__Source records__:
BEGIN

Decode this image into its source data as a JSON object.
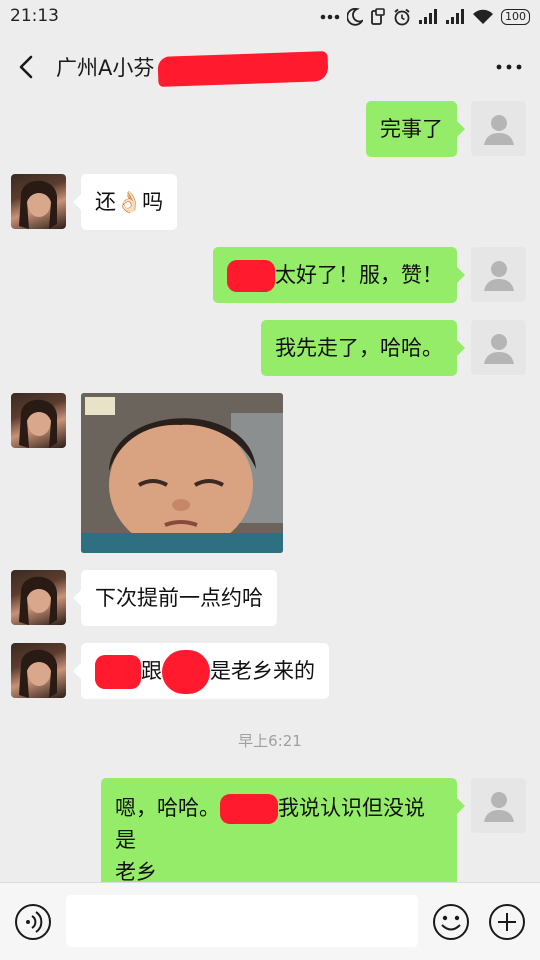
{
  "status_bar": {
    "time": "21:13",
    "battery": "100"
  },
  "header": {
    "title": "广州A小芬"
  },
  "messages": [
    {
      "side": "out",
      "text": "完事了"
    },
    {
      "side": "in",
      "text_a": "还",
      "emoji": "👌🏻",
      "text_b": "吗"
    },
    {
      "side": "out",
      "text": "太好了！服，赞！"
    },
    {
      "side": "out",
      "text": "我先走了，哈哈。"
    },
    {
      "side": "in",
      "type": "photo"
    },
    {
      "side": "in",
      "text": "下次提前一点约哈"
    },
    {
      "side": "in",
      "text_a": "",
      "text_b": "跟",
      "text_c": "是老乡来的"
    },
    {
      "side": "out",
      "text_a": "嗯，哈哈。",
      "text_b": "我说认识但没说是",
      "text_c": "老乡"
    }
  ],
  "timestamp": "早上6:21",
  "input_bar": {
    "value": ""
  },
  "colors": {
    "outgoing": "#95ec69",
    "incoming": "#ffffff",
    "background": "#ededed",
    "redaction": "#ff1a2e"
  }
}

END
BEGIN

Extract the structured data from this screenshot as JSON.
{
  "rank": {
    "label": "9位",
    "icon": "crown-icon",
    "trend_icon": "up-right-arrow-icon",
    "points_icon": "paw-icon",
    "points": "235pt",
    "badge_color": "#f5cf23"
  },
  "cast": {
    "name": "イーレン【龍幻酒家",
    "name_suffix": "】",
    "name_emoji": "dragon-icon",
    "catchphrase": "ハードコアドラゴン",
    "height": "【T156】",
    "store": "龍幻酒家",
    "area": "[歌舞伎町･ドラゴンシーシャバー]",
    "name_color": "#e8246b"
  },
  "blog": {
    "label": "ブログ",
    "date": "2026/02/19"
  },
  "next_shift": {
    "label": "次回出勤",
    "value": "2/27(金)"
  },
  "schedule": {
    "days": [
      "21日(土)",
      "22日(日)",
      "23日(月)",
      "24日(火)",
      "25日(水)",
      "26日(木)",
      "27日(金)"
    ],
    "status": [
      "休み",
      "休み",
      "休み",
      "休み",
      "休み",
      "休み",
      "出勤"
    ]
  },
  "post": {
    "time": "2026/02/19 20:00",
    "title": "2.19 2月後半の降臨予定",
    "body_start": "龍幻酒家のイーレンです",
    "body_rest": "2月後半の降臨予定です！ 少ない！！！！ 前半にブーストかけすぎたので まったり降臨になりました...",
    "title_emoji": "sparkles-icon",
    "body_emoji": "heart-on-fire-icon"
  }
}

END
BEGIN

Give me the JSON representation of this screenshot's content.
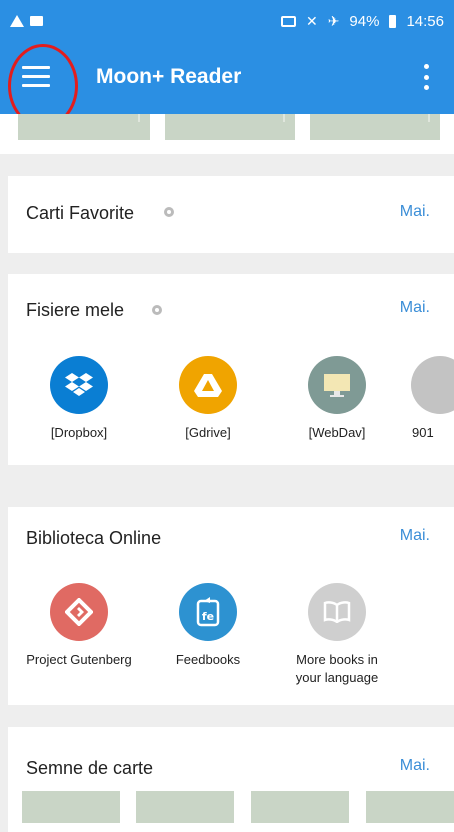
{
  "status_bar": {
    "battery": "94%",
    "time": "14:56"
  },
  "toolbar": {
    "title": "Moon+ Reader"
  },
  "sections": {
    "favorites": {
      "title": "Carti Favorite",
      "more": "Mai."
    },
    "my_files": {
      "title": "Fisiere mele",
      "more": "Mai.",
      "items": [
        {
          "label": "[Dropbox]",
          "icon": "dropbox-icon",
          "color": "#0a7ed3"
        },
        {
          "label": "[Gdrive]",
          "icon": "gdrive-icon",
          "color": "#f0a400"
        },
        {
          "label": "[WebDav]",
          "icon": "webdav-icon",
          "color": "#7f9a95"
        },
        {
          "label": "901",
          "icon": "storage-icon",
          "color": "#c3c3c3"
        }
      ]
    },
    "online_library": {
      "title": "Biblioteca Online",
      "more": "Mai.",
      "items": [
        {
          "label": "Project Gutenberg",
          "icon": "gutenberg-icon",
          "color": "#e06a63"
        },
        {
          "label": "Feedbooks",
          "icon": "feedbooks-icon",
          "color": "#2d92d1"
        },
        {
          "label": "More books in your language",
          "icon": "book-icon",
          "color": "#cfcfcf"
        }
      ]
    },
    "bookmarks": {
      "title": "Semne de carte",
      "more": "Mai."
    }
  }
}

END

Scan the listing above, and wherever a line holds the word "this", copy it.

Decode this image into its source data as a JSON object.
Extract the structured data from this screenshot as JSON.
Give me the JSON representation of this screenshot's content.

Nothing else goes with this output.